Lower School guest author John Patrick Green

A comic strip is essentially made of three panels with the beginning, middle, and end of a story or a joke, Green explained. When he returned to school in third grade, friends noticed that he was very good at drawing Garfield. Soon they were paying him a dollar for a Garfield picture. But his friends were using their lunch money to buy the pictures and their parents complained, so the principal called his mother. His mom said he had a right to “earn a living.” But, there was also the problem that the image of Garfield was copyrighted. So “J.P.,” as he was known then, had to create his own characters.

By fourth grade, Green had come up with the “Footsies,” people with very large feet. J.P. drew three-panel strips and photocopied them and sold them to friends, though not taking their lunch money. Eventually, by the time he was in Grades 5-9, he created “comic books” of the Footsies’ adventures modeled on action adventures such as Spiderman and X-Men and sold these to friends.

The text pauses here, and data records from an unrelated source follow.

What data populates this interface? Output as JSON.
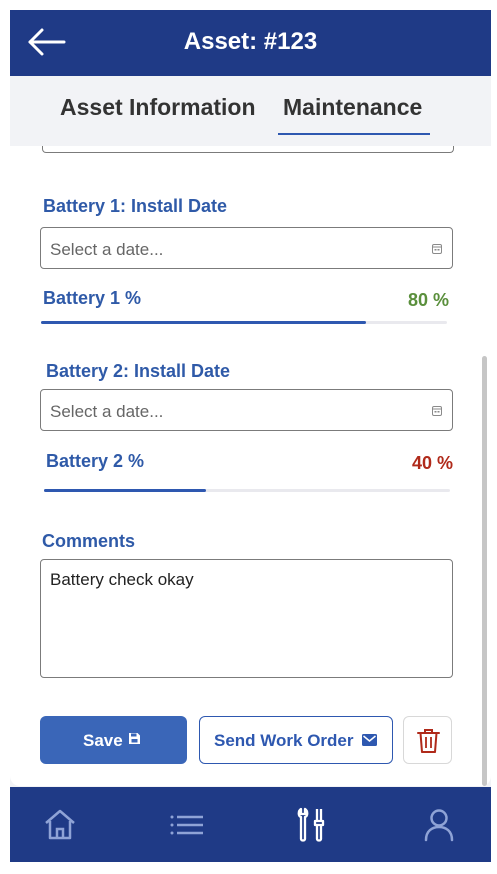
{
  "header": {
    "title": "Asset: #123",
    "back_icon": "back-arrow-icon"
  },
  "tabs": [
    {
      "label": "Asset Information",
      "selected": false
    },
    {
      "label": "Maintenance",
      "selected": true
    }
  ],
  "form": {
    "battery1": {
      "install_label": "Battery 1: Install Date",
      "date_placeholder": "Select a date...",
      "percent_label": "Battery 1 %",
      "percent_text": "80 %",
      "percent_value": 0.8,
      "percent_color": "#5a8f3c"
    },
    "battery2": {
      "install_label": "Battery 2: Install Date",
      "date_placeholder": "Select a date...",
      "percent_label": "Battery 2 %",
      "percent_text": "40 %",
      "percent_value": 0.4,
      "percent_color": "#b02a1a"
    },
    "comments": {
      "label": "Comments",
      "value": "Battery check okay"
    }
  },
  "actions": {
    "save_label": "Save",
    "send_label": "Send Work Order",
    "delete_icon": "trash-icon"
  },
  "nav": [
    {
      "icon": "home-icon"
    },
    {
      "icon": "list-icon"
    },
    {
      "icon": "tools-icon",
      "active": true
    },
    {
      "icon": "user-icon"
    }
  ],
  "colors": {
    "primary": "#1f3a86",
    "accent": "#2e58b0",
    "label": "#2f5aa8"
  }
}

By the time he went to college, Green wanted to explore different aspects of art at the School of Visual Arts. There he met Dave Roman, later the author of the Astronaut Academy series. (Robb noted that Roman was a past Lower School guest author.) Green and Roman had similar origin stories and began working on comic books together, sometimes alternating in the roles of artist and writer, or writing the good guy versus bad guy roles.

Students excited by John Patrick Green's visit to Poly.

After college, Roman got a job working for Nickelodeon and Green went to work for Disney where he stayed for 10 years.  But the two friends continue to collaborate on projects now with Roman acting as Green’s editor.

InvestiGators Come to Life

Through his work at Disney, Green met people in publishing and had contacts for when he was ready to go out on his own. He began with ideas for animals who had “human jobs” like the Kitten Construction Company. He found that animals wearing clothes was funny. And people related to stories about jobs as “very relatable.”

It occurred to him, “What do you call an alligator who solves crimes?” An Investigator! And they can also go undercover! This led to his two main characters, Mango and Brash, and their arch rival, Crackerdile. A student held up her copy of one of the InvestiGator books. The series now has six editions, with the most recent being Heist and Seek. But Green told the students that he is already working on the next episode in the adventures of Mango and Brash!

After a brief Q&A, some students chatted with their favorite author.

John Patrick Green with students
John Patrick Green with students

Watch InvestiGators animated shorts.